is called the narrative lectionary.
The narrative lectionary was designed by several Luther Seminary
professors, and is a set of readings, which moves through the
overarching biblical story in a nine-month period.
The narrative lectionary respects the traditional Christian
church year, with its principal festivals and seasons -- Advent,
Christmas, Lent, Easter, and Pentecost. It also respects the
rhythms of the school year or program year, which influence the
program lives of many congregations.
the fall of each year, the narrative lectionary moves
rapidly through the Old Testament story -- beginning in
Genesis around the start of September and culminating with
the promise of the Messiah during December (Advent).
In the winter of each year, the narrative lectionary moves
in order through one Gospel -- tracing the story of Jesus in
canonical order from birth, through ministry, passion, and
culminating with the story of the resurrection at Easter.
In the spring of each year, the narrative lectionary
engages part of the story of the early church, as told in
Acts and other New Testament writings.
What makes the narrative
This lectionary is not simply a series of
stories; rather, it is a series of stories that facilitate an
understanding of and appreciation for the broader biblical
story. It is different than the Revised Common Lectionary in
several ways. First, the narrative lectionary seeks to tell the
biblical story in the order in which they are found in the
Bible, in a nine-month cycle. The lectionary also features
mainly narrative passages.
Second, the narrative lectionary has only one "assigned" reading
each week. Congregations are free, however, to continue to read
other lessons in addition to the assigned reading -- especially
to read a Gospel lesson and a psalm all year.
Because the lectionary is shaped this way, the church calendar
is not abandoned -- the birth of Christ Jesus is still
celebrated at Christmas, the resurrection of Christ is still

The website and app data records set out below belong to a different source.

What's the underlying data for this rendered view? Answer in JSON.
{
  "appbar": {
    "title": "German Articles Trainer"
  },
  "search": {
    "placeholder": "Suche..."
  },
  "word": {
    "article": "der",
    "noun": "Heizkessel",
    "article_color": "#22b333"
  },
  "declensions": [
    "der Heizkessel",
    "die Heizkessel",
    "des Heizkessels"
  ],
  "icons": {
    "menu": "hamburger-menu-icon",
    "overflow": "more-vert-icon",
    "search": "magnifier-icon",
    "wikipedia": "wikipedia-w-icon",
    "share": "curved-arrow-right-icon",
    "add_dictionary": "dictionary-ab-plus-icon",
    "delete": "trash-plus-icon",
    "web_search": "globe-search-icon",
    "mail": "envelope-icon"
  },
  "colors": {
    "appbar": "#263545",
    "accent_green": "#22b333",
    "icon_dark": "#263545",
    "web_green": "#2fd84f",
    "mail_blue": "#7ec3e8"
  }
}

celebrated at Easter. The time of Advent is kept by focusing on
the promise of the Messiah. Appropriate readings have been
chosen for church commemorations, such as Reformation, All
Saints, and Ash Wednesday.
Why the Narrative Lectionary?
But why try the narrative lectionary? The
shortest answer is simply this: Because knowledge of the
biblical story is crucial to mature Christian faith.
The narrative lectionary seeks to be one part of an approach
that seeks to equip people to know God's story -- to find
themselves in God's story and to find in that story the love of
the God in Christ.
In summary, the narrative lectionary will allow us to follow the
story of salvation from the Old Testament through the New, and
hear some significant stories we dont usually hear in worship.
I hope you find this a wonderful way to explore Scripture in its
fullness. If it goes well, we can use the Narrative Lectionary
for up to 4 years. Through its use, we hope and pray it will
help broaden your understanding and faith as we hear the story
of salvation from the beginning.
When you attend worship at
Family of God, you take your place among the people of
God gathered around Word and Sacrament. The
worship format is grounded in our liturgical heritage
and combined with the best of musical expression and new
and cross-cultural resources. Both worship hours
are alike--a sign of the unity of the body of Christ and
an opportunity for all to worship with the best of the
old and the new.
Children are welcome in worship and
encouraged to come forward for the Young Person's
message. Rainbow activity bags are available for
little ones. The nursery is also available for
infants and toddlers, staffed by regular caregivers from
September to May and by volunteer adult and youth
members in summer.
Young Person's Message
Communion All baptized persons are welcome who believe Christ comes
to us in the bread and the wine to bring forgiveness, life, and
salvation. Children not yet communing come forward for a blessing.
Children receive instruction and usually have First Communion in Fifth
grade. We receive the sacrament standing. Grape juice is
Lighted Globe at the back of the sanctuary is for the lighting of a
votive candle by anyone wishing to express a particular prayer or hope
in this symbolic way. Candles remain lit after all have gone, a
visible sign of the prayers of our community of faith "for the whole
people of God, and for all people according to their needs."